Whether we are watching a NCBA Cattlemen to Cattlemen episode covering a successful commercial operation or reading about a well-established, multigenerational seedstock operation, one management practice seems to be a common thread for success…”culling”
Removing females from your herd that are not performing in their environment while receiving adequate management support is critical to being a profitable cattle producer. Females can be culled from a herd for numerous reasons spanning from production issues such as failure to become pregnant, phenotypic issues such as bad udders, or soundness issues.
Think of it this way: Cow A breeds this year, Cow B does not. Why would you keep Cow B? It’s easy to justify Cow B’s lack of performance. She was young, it was a hard winter, or she weaned a heavy calf. However, Cow A was subject to the exact same management and performed, yet Cow B did not. Cull Cow B and get another Cow A!

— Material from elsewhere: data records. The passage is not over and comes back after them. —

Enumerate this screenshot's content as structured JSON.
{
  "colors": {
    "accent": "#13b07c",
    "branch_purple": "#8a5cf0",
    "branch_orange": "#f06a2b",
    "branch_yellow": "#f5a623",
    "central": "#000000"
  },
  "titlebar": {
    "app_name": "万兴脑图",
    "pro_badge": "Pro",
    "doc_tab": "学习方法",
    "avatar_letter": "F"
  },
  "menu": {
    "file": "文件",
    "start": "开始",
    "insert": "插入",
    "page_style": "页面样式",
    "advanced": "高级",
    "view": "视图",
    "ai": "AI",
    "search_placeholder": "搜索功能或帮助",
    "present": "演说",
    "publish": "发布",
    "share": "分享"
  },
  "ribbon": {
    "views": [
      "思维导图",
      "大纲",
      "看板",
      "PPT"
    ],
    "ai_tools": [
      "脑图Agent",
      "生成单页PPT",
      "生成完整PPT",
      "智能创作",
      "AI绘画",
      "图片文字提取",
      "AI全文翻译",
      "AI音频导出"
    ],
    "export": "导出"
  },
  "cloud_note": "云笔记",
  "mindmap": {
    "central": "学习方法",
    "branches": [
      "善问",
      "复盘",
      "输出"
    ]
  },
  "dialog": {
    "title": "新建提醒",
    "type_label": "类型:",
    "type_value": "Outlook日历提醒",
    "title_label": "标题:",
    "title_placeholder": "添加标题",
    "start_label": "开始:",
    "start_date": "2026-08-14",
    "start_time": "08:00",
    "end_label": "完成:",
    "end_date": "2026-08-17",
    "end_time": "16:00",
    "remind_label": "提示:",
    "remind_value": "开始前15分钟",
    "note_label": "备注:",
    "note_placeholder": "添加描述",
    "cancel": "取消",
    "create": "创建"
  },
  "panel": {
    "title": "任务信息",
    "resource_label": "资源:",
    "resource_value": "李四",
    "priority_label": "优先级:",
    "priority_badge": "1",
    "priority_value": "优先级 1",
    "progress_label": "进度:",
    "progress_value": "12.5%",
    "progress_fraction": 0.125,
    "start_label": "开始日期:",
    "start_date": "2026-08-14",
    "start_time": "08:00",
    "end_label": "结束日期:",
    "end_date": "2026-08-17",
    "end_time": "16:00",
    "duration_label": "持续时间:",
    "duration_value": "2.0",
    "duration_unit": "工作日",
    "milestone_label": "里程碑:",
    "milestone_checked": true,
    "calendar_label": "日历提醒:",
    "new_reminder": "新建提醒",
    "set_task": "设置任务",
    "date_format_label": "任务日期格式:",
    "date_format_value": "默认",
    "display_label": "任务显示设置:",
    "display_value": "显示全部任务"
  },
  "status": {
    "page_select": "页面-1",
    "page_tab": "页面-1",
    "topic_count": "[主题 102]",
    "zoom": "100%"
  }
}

In addition, financially, in a commercial setting, it is nearly impossible for Cow B to ever overcome the loss of production value from that year. In 2016, the average annual operating cost per cow was $700. If retaining a 5 year old cow that is expected to wean 5 more calves in her lifetime (weaning 500 pound calf at $1.40), she would need to wean an additional 100 each year to pay for her “open” year, and in the words of Silas “Si” Robinson “That ain’t happening, Jack”!
In many cases, young cows are retained if they are open, with the justification that “we have too much in her to get rid of her at this point.” This is in reference to the cost of replacement heifer development; however, salvage value on a young cow is much higher than an older cow. In addition, as mentioned above she would need to wean an extra 71 pounds a year for the next 7 years to pay for her “open” year, and will likely continue to under perform in her environment.
With the added value of a purebred/seedstock calf, producers are more likely to be able to overcome the cost associated with retaining an open cow. But then we must ask ourselves, “Should seedstock producers be keeping open cows?” Ideally, cows who are sub-fertile would be culled from a herd, regardless of their ability to recoup the cost of their missed calf. While the short term math is simple, allowing subfertility to exist within a herd, long term, will be extremely expensive. More concerning, a seedstock producers who is willing to allow sub-fertile cows to continue to contribute to their genetic foundation, likely is not producing highly fertile/profitable genetics that should be introduced into your herd. Thus, it’s important to know the culling strategies of your seedstock producer as it is key in making sound genetic decisions.
Having an understanding of how genetic progress is calculated helps drive home the importance of culling sub-performing cows from our herd. Genetic progress (figure 1) is a function of selection pressure, heritability and generation interval. Each component plays a different role in the genetic progress of your herd. However, progress cannot be made, nor production be maintained if one component is missing.
Defined as the variance in the average genetics of an animal selected for breeding and the average genetics of the remaining animals in the herd. The tighter the selection pressure, the great genetic standard that is maintained. For example: selecting 20 replacement heifers from 100 vs. selecting 45 replacement heifers. When you select a smaller proportion of the population, you are able to make more critical selection decisions, keeping better heifers.
Heritability is the proportion of measured difference between animals that can be attributed to genetic differences between animals and will be passed on to progeny. The higher the heritability of a trait, the greater the proportion that this trait will be passed on to the offspring from both parents, and therefore, the greater the genetic progress that will be achieved. In general, the closer to the end point (carcass) a trait is the more heritable it is, whereas traits that are expressed at the beginning of the production chain, such as maternal traits, are less heritable (Figure 2). Keep in mind that maternal traits are strongly influenced by moderate to highly heritable traits that is why culling influences fertility and certain cow families tend to thrive under certain management conditions, while others struggle.
As the lone denominator in the equation for genetic progress, generation interval has the greatest impact on genetic progress. Defined as the average age of the parents of a herd at the time of offspring birth, a short generation length means that animals selected for breeding are mated in the herd at a younger average age. Reducing the generation length will generally increase the rate of genetic progress. However, when making mating decisions, we know that younger animals have lower accuracy in their EPDs.
Research from the University of Missouri in 2012 shows that slight changes in management can result in major increases in production and that focusing on decreasing generation interval, while increasing selection interval is the greatest way to move the genetics of your herd forward.
- Increasing accuracy by 20% = 16.7% increase in genetic progress
- Increasing selection intensity by 20% = 20% increase in genetic progress
- Decreasing generation interval from 5 to 4 years of age (20%) = 25% increase in genetic
In summary, culling sub-fertile or unproductive females from your herd is one of the most important management tools for cow/calf producers. In addition, if a cow does not produce a calf every year, she will never be a profitable female in your herd again. Through an understanding of genetic progress and management practices, producers can use culling to maximize the efficiency of their herd.
*Adopted from article originally published by Progressive Cattlemen and written by Kalyn Waters